« PoprzedniaDalej »
O spare ! and let it still outspread
Its beauties to the passing eye, And look up from its lowly bed
Upon the sky.
O spare my flower ! T'hou know'st not what
Thy undiscerning hand would tear :
A thousand charms thou notest not
Lie treasured there.
Not Solomon, in all his state,
Was clad like nature's simplest child ; Nor could the world combined create
One floweret wild.
Spare then this humble monument
Of an Almighty's power and skill ; And let it at His shrine present
Its homage still.
He made it who makes nought in vain :
He watches it who watches thee ;
And he can best its date ordain
Who bade it be.
O spare my flower—for it is frail ;
A timid, weak, imploring thing-
Its moral Aling.
Catch the suggestion, and apply :“Go, live like me,” it cries; “ like me
Soon, soon to die.”
I would not always sail
Upon a sunny sea : The mountain wave, the sounding gale,
Have deeper joys for me.
Let others love to creep
Along the flowery dell :
Among the storms, to dwell.
The rock, the mist, the foam,
The wonderful, the wild-
And claim me for their child.
The whirlwind's rushing wing,
The stern volcano's voice, To me an awful rapture bring :
I tremble, and rejoice.
I love thy solemn roar,

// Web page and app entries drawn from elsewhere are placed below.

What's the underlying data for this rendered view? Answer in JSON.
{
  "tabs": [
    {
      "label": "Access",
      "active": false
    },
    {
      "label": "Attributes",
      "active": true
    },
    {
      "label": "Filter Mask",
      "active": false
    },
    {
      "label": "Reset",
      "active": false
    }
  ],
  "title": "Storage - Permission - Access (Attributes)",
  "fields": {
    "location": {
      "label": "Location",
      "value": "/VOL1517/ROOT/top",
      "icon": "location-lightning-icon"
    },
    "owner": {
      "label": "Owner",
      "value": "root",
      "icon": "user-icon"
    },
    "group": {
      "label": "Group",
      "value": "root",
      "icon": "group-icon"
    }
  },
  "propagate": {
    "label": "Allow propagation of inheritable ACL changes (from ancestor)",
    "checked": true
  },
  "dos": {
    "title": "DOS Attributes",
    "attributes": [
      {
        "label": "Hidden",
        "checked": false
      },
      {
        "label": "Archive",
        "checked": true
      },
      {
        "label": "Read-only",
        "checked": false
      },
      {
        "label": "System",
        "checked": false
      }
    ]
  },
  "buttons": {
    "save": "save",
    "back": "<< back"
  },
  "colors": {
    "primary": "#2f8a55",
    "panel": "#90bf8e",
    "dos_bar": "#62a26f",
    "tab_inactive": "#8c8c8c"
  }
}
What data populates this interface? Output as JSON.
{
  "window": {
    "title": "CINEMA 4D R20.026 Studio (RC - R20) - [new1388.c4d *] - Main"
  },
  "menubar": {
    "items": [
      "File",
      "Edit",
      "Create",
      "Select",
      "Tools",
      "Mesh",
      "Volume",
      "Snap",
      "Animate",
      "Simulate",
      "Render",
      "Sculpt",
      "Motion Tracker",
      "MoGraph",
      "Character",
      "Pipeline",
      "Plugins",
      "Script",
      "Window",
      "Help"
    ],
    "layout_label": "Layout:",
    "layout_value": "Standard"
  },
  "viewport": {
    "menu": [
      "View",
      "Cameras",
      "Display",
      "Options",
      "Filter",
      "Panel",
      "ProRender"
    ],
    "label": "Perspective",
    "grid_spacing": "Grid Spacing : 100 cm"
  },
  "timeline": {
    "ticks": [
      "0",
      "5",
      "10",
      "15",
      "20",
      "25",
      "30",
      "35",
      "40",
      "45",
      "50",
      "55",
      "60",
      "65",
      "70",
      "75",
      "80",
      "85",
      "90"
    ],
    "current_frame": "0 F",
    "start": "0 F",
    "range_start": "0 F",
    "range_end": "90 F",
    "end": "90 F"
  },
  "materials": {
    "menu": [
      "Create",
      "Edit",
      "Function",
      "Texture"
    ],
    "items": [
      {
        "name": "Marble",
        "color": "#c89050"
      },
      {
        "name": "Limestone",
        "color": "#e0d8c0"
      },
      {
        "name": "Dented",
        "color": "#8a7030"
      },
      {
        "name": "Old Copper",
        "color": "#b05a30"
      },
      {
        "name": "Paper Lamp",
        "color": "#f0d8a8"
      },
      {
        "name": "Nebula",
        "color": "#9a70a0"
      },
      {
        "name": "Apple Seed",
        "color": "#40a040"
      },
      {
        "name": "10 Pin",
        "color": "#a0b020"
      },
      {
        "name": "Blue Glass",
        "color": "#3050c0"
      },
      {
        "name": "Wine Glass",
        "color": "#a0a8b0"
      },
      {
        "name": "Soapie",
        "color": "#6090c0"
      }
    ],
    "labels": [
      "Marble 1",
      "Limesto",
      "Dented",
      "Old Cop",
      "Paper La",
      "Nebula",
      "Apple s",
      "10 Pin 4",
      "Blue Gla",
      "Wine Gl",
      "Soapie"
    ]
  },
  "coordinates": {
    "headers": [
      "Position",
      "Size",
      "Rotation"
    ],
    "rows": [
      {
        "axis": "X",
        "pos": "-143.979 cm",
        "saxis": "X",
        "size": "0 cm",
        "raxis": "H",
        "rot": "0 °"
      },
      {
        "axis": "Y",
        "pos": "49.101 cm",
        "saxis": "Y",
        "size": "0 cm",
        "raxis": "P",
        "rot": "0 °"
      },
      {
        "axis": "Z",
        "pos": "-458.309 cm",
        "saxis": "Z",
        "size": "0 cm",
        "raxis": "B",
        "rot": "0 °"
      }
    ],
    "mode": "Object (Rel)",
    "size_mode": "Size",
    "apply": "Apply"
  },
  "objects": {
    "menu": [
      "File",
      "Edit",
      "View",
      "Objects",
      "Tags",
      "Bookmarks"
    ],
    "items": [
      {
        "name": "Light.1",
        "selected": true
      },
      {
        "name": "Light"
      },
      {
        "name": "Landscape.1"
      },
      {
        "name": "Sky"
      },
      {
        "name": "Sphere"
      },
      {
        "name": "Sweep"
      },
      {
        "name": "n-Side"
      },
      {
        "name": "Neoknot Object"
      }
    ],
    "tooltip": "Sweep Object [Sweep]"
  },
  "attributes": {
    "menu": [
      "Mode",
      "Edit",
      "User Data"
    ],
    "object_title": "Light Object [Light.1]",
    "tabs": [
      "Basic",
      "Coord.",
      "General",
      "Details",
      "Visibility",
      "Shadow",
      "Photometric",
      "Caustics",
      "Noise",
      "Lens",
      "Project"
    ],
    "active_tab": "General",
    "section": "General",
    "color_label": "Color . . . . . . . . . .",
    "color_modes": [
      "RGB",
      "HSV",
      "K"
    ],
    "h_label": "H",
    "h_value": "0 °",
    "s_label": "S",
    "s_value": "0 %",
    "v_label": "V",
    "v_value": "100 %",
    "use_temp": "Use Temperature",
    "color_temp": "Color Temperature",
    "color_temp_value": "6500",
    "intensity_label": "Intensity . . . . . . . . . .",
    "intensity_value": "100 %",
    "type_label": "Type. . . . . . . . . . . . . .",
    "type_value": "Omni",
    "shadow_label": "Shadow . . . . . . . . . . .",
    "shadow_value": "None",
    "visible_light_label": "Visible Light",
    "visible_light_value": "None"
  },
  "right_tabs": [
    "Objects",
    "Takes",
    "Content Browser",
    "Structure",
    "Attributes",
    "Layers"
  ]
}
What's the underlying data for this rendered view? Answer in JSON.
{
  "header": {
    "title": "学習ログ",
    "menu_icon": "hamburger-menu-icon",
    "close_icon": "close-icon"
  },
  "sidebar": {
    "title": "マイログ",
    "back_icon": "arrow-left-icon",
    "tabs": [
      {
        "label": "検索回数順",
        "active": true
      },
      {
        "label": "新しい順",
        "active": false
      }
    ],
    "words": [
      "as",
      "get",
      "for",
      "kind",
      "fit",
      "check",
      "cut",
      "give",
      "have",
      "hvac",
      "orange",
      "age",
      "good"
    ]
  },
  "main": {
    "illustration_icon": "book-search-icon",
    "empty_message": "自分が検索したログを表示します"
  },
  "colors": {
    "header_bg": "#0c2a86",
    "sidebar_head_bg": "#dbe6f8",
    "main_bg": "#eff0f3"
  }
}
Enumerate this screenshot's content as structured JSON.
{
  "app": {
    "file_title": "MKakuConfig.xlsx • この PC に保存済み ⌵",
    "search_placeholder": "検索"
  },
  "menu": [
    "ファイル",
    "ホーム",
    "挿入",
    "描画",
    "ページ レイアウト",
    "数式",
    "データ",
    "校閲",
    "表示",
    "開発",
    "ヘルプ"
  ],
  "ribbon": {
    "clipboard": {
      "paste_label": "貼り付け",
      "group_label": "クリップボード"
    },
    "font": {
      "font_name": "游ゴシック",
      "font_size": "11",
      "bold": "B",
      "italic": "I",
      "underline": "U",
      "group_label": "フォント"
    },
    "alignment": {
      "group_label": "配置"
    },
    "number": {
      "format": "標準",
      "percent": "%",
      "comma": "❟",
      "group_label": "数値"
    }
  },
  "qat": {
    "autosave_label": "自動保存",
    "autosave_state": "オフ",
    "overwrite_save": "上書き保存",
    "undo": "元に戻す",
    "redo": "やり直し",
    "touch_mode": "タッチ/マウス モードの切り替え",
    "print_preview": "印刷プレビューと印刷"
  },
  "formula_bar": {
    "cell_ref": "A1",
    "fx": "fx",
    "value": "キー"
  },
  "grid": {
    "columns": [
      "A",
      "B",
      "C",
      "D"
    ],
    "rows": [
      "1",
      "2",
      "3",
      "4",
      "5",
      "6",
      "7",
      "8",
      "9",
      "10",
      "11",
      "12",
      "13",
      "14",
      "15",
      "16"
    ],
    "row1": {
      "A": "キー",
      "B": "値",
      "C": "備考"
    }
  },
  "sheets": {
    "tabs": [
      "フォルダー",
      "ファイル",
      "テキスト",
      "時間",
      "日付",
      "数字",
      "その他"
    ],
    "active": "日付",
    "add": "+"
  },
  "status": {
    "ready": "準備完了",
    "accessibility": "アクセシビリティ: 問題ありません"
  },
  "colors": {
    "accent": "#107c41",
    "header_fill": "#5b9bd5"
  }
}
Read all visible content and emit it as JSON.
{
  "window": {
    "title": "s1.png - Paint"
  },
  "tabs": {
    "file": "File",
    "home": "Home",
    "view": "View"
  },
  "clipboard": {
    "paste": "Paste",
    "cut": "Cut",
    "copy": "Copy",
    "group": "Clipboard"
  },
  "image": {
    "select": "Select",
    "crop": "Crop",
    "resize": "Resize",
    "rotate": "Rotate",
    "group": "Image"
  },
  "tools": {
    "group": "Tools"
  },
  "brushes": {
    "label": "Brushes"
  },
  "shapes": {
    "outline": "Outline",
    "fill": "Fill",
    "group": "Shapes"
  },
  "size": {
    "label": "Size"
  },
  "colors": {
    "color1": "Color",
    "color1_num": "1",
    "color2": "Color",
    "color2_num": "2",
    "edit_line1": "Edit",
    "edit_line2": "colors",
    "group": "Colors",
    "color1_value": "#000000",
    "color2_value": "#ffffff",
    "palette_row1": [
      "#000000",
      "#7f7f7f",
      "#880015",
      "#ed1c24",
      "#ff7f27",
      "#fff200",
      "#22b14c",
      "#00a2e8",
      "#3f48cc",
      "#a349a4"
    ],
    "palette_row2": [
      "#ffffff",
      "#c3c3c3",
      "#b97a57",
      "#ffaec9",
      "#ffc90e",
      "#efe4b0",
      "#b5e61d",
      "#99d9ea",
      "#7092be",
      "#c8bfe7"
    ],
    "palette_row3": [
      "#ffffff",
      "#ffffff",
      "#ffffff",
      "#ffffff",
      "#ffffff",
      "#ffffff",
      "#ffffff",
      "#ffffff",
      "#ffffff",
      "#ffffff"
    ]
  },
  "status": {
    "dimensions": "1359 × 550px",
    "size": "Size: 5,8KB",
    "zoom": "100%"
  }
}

Thou deep, eternal sea, Sounding along from shore to shore
The boundless and the free.
I love the flood's hoarse
song, The thunder's lordly mirth, The midnight wind, that walks along
The hushed and trembling earth ;
The mountain, lone and high,
The dark and silent wood, The desert stretched from sky to sky
In awful solitude.
A presence and a power
In scenes like these I see : The stillness of a midnight hour
Has eloquence for me.
Then, bursting earth's control,
My thoughts are all at flood : I feel the stirrings in my soul
Of an immortal mood.
My energies expand ;
My spirit looks abroad; And, midst the terrible and grand,
Feels nearer to her God.
Let others tamely weigh
The danger and the pain :
To share the joy and gain.